-- Recorded data follows --
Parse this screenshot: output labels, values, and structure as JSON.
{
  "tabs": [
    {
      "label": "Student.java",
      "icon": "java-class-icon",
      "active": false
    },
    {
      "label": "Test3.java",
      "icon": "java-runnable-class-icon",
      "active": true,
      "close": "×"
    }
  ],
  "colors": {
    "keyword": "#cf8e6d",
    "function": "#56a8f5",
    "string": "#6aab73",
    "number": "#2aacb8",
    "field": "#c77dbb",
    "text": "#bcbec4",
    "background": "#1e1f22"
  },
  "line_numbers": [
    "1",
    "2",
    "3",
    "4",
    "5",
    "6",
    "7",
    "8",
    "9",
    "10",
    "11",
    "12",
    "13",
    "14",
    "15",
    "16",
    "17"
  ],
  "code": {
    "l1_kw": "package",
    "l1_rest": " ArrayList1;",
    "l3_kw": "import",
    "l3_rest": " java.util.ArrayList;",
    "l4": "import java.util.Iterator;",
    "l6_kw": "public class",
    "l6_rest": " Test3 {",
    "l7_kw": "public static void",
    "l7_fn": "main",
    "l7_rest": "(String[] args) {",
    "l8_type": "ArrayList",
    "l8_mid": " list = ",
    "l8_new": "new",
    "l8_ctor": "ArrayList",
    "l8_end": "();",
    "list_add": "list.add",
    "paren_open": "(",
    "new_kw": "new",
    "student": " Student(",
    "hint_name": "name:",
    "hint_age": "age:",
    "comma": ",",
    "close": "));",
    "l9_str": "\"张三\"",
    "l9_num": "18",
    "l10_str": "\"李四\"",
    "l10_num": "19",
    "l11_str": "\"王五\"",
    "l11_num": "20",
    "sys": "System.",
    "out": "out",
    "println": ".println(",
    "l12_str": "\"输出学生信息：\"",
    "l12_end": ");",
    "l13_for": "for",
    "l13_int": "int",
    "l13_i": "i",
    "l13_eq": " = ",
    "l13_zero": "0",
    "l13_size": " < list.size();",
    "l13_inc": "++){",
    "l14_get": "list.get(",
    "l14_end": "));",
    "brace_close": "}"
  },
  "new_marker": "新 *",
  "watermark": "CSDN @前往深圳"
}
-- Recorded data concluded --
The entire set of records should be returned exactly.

Parse this screenshot: output labels, values, and structure as JSON.
{
  "tabs": [
    {
      "label": "Student.java",
      "icon": "java-class-icon",
      "active": false
    },
    {
      "label": "Test3.java",
      "icon": "java-runnable-class-icon",
      "active": true,
      "close": "×"
    }
  ],
  "colors": {
    "keyword": "#cf8e6d",
    "function": "#56a8f5",
    "string": "#6aab73",
    "number": "#2aacb8",
    "field": "#c77dbb",
    "text": "#bcbec4",
    "background": "#1e1f22"
  },
  "line_numbers": [
    "1",
    "2",
    "3",
    "4",
    "5",
    "6",
    "7",
    "8",
    "9",
    "10",
    "11",
    "12",
    "13",
    "14",
    "15",
    "16",
    "17"
  ],
  "code": {
    "l1_kw": "package",
    "l1_rest": " ArrayList1;",
    "l3_kw": "import",
    "l3_rest": " java.util.ArrayList;",
    "l4": "import java.util.Iterator;",
    "l6_kw": "public class",
    "l6_rest": " Test3 {",
    "l7_kw": "public static void",
    "l7_fn": "main",
    "l7_rest": "(String[] args) {",
    "l8_type": "ArrayList",
    "l8_mid": " list = ",
    "l8_new": "new",
    "l8_ctor": "ArrayList",
    "l8_end": "();",
    "list_add": "list.add",
    "paren_open": "(",
    "new_kw": "new",
    "student": " Student(",
    "hint_name": "name:",
    "hint_age": "age:",
    "comma": ",",
    "close": "));",
    "l9_str": "\"张三\"",
    "l9_num": "18",
    "l10_str": "\"李四\"",
    "l10_num": "19",
    "l11_str": "\"王五\"",
    "l11_num": "20",
    "sys": "System.",
    "out": "out",
    "println": ".println(",
    "l12_str": "\"输出学生信息：\"",
    "l12_end": ");",
    "l13_for": "for",
    "l13_int": "int",
    "l13_i": "i",
    "l13_eq": " = ",
    "l13_zero": "0",
    "l13_size": " < list.size();",
    "l13_inc": "++){",
    "l14_get": "list.get(",
    "l14_end": "));",
    "brace_close": "}"
  },
  "new_marker": "新 *",
  "watermark": "CSDN @前往深圳"
}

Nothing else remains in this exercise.